Felice Leonardo "Leo" Buscaglia, Ph.D. (1924 –1998) was an author and motivational speaker and a professor in the Department of Special Education at the University of Southern California. After Navy service in World War II, Buscaglia entered the University of Southern California, where he earned three degrees before joining the faculty. Upon retirement, Buscaglia was named Professor at Large, one of only two such designations on campus at that time.
He gained fame on the USC campus through his non-credit course titled "Love 1A," which became the basis for his first book, titled simply LOVE. His dynamic speaking style was discovered by the Public Broadcasting System and his televised lectures earned great popularity in the 1980s. At one point his talks, always shown during fund raising periods, were the top earners of all PBS programs. This national exposure, coupled with the heartfelt storytelling style of his books, helped make all of his titles national best sellers; five were once simultaneously on the New York Times Best Sellers List.
Leo Buscaglia authored a number of New York Times bestselling inspirational books on love and human reticence, including The Fall of Freddie the Leaf; Bus 9 to Paradise; Living, Loving and Learning; Love; and My Father. In lectures he often protested in mock outrage at the comparative absence of writings on the subject, exclaiming "I have the copyright for love!!!" His books and numerous recorded and televised lectures, some of which became available to the general public through PBS, were extremely well received. He argued that social bonds are essential at transcending the stresses of everyday life and enriching it above the limitations of poverty as well as crossing communication gaps between generations. His public lecture audiences, which numbered in the thousands, nearly always spontaneously formed a line after his talks in order to get books signed, and more importantly, to hug this outgoing speaker.
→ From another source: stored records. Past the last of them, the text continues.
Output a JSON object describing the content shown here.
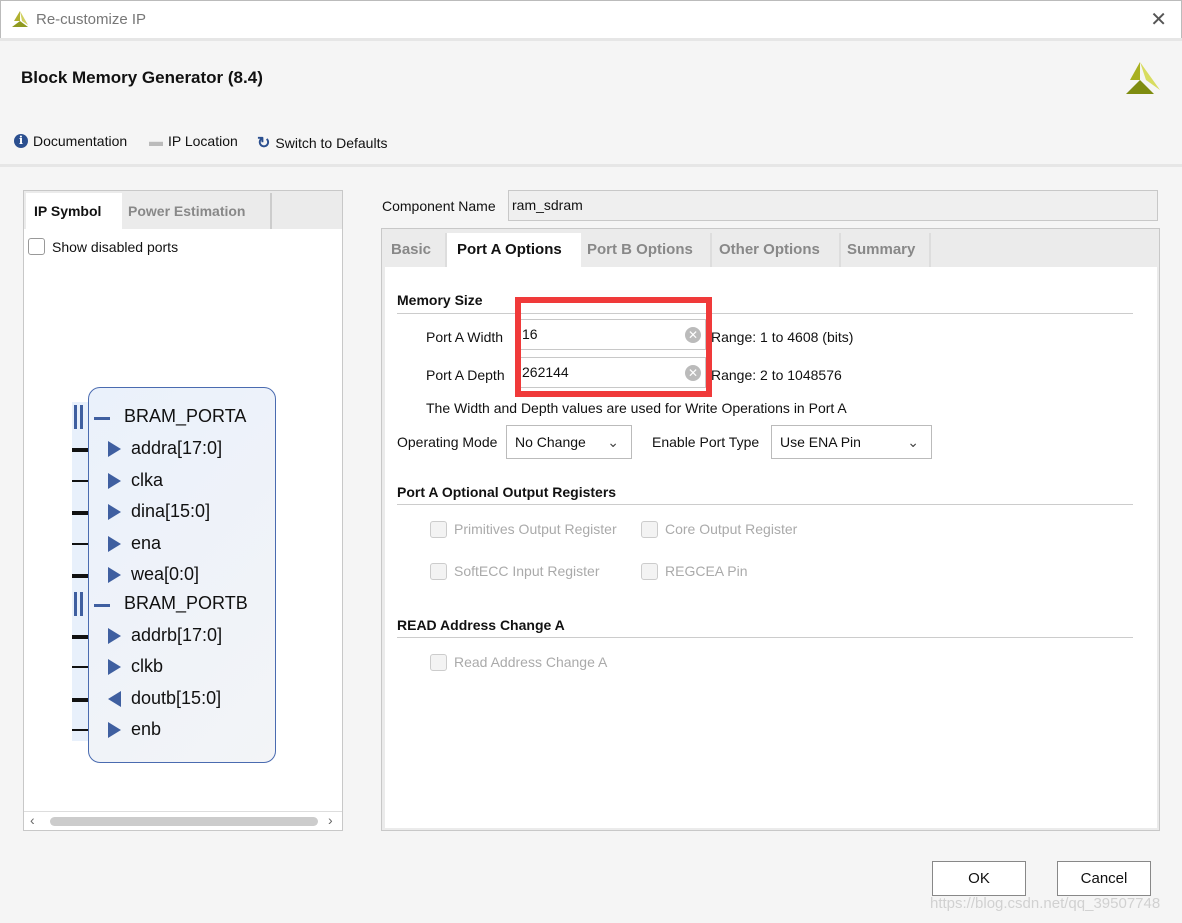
{
  "window": {
    "title": "Re-customize IP",
    "close_icon": "close-icon"
  },
  "header": {
    "title": "Block Memory Generator (8.4)"
  },
  "toolbar": {
    "documentation": "Documentation",
    "ip_location": "IP Location",
    "switch_defaults": "Switch to Defaults"
  },
  "left_panel": {
    "tabs": [
      {
        "label": "IP Symbol",
        "active": true
      },
      {
        "label": "Power Estimation",
        "active": false
      }
    ],
    "show_disabled_ports": "Show disabled ports",
    "symbol": {
      "porta": "BRAM_PORTA",
      "porta_pins": [
        {
          "name": "addra[17:0]",
          "dir": "in",
          "bus": true
        },
        {
          "name": "clka",
          "dir": "in",
          "bus": false
        },
        {
          "name": "dina[15:0]",
          "dir": "in",
          "bus": true
        },
        {
          "name": "ena",
          "dir": "in",
          "bus": false
        },
        {
          "name": "wea[0:0]",
          "dir": "in",
          "bus": true
        }
      ],
      "portb": "BRAM_PORTB",
      "portb_pins": [
        {
          "name": "addrb[17:0]",
          "dir": "in",
          "bus": true
        },
        {
          "name": "clkb",
          "dir": "in",
          "bus": false
        },
        {
          "name": "doutb[15:0]",
          "dir": "out",
          "bus": true
        },
        {
          "name": "enb",
          "dir": "in",
          "bus": false
        }
      ]
    }
  },
  "component": {
    "label": "Component Name",
    "value": "ram_sdram"
  },
  "tabs": [
    {
      "label": "Basic"
    },
    {
      "label": "Port A Options",
      "active": true
    },
    {
      "label": "Port B Options"
    },
    {
      "label": "Other Options"
    },
    {
      "label": "Summary"
    }
  ],
  "memory_size": {
    "title": "Memory Size",
    "width_label": "Port A Width",
    "width_value": "16",
    "width_range": "Range: 1 to 4608 (bits)",
    "depth_label": "Port A Depth",
    "depth_value": "262144",
    "depth_range": "Range: 2 to 1048576",
    "note": "The Width and Depth values are used for Write Operations in Port A"
  },
  "operating_mode": {
    "label": "Operating Mode",
    "value": "No Change"
  },
  "enable_port_type": {
    "label": "Enable Port Type",
    "value": "Use ENA Pin"
  },
  "optional_regs": {
    "title": "Port A Optional Output Registers",
    "items": [
      "Primitives Output Register",
      "Core Output Register",
      "SoftECC Input Register",
      "REGCEA Pin"
    ]
  },
  "read_addr": {
    "title": "READ Address Change A",
    "item": "Read Address Change A"
  },
  "buttons": {
    "ok": "OK",
    "cancel": "Cancel"
  },
  "highlight_color": "#f03a3a",
  "watermark": "https://blog.csdn.net/qq_39507748"
}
Buscaglia worked actively to overcome social and emotional barriers that inhibited connections between people, from family to acquaintances to people with disabilities, the institutionalized, and elderly, to complete strangers, often making his own forwardness on the subject a topic of self-deprecating humor. The profundity of his subject, however, almost invariably struck a responsive chord for many in an area frequently regarded as deficient in their lives, and by 1998 his books had reached eighteen million copies in print in seventeen languages.
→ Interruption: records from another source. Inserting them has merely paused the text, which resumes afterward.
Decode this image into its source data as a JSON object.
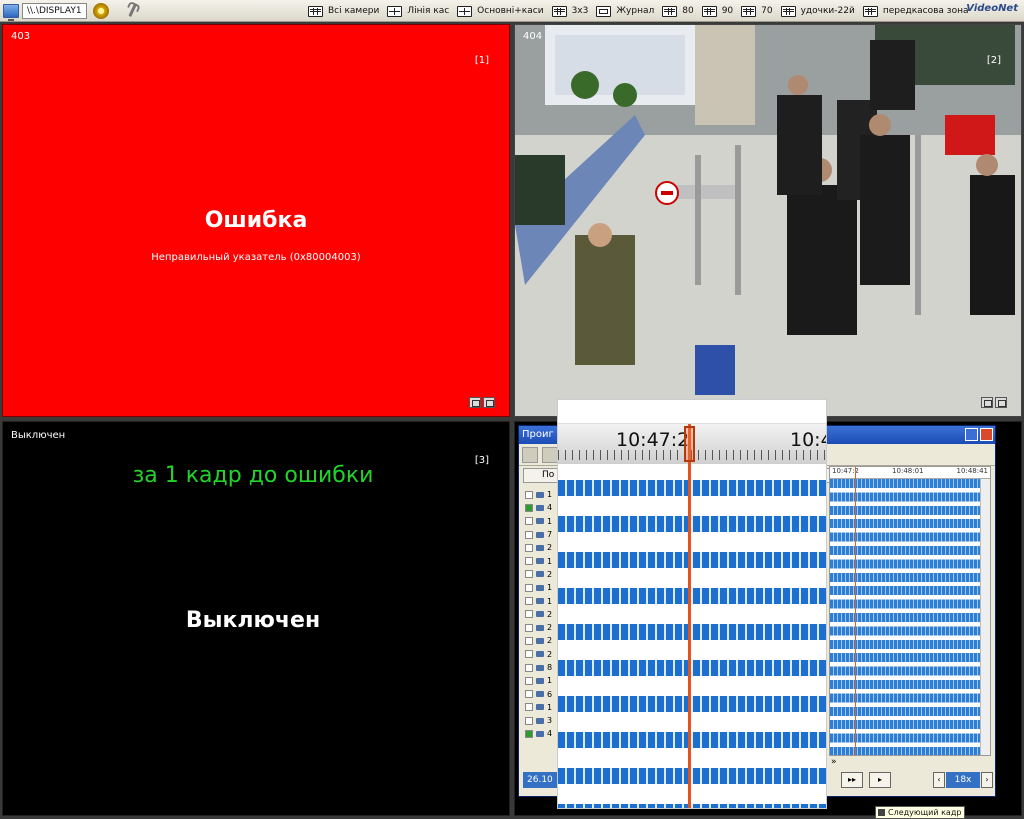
{
  "toolbar": {
    "display": "\\\\.\\DISPLAY1",
    "presets": [
      "Всі камери",
      "Лінія кас",
      "Основні+каси",
      "3x3",
      "Журнал",
      "80",
      "90",
      "70",
      "удочки-22й",
      "передкасова зона"
    ],
    "brand": "VideoNet"
  },
  "cells": [
    {
      "id": "403",
      "index": "[1]",
      "title": "Ошибка",
      "message": "Неправильный указатель (0x80004003)",
      "color": "#ff0000"
    },
    {
      "id": "404",
      "index": "[2]"
    },
    {
      "id": "Выключен",
      "index": "[3]",
      "note": "за 1 кадр до ошибки",
      "status": "Выключен",
      "note_color": "#22d42a"
    }
  ],
  "player": {
    "title": "Проиг",
    "list_header": "По",
    "rows": [
      {
        "n": "1",
        "checked": false
      },
      {
        "n": "4",
        "checked": true
      },
      {
        "n": "1",
        "checked": false
      },
      {
        "n": "7",
        "checked": false
      },
      {
        "n": "2",
        "checked": false
      },
      {
        "n": "1",
        "checked": false
      },
      {
        "n": "2",
        "checked": false
      },
      {
        "n": "1",
        "checked": false
      },
      {
        "n": "1",
        "checked": false
      },
      {
        "n": "2",
        "checked": false
      },
      {
        "n": "2",
        "checked": false
      },
      {
        "n": "2",
        "checked": false
      },
      {
        "n": "2",
        "checked": false
      },
      {
        "n": "8",
        "checked": false
      },
      {
        "n": "1",
        "checked": false
      },
      {
        "n": "6",
        "checked": false
      },
      {
        "n": "1",
        "checked": false
      },
      {
        "n": "3",
        "checked": false
      },
      {
        "n": "4",
        "checked": true
      }
    ],
    "timeline_labels": [
      "10:47:2",
      "10:48:01",
      "10:48:41"
    ],
    "date": "26.10",
    "speed": "18x",
    "btn_fwd": "▸▸",
    "btn_next": "▸"
  },
  "zoom": {
    "label_left": "10:47:2",
    "label_right": "10:4"
  },
  "tooltip": "Следующий кадр",
  "colors": {
    "accent": "#1c6fcf",
    "cursor": "#e1541c"
  }
}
My most sincere and grateful thanks to all of you for all that you do for the boys, for the School, and for those in need. We are all so lucky, and so blessed.
Diana B. Hartnett
Director of the Junior School
Saint Louis Priory School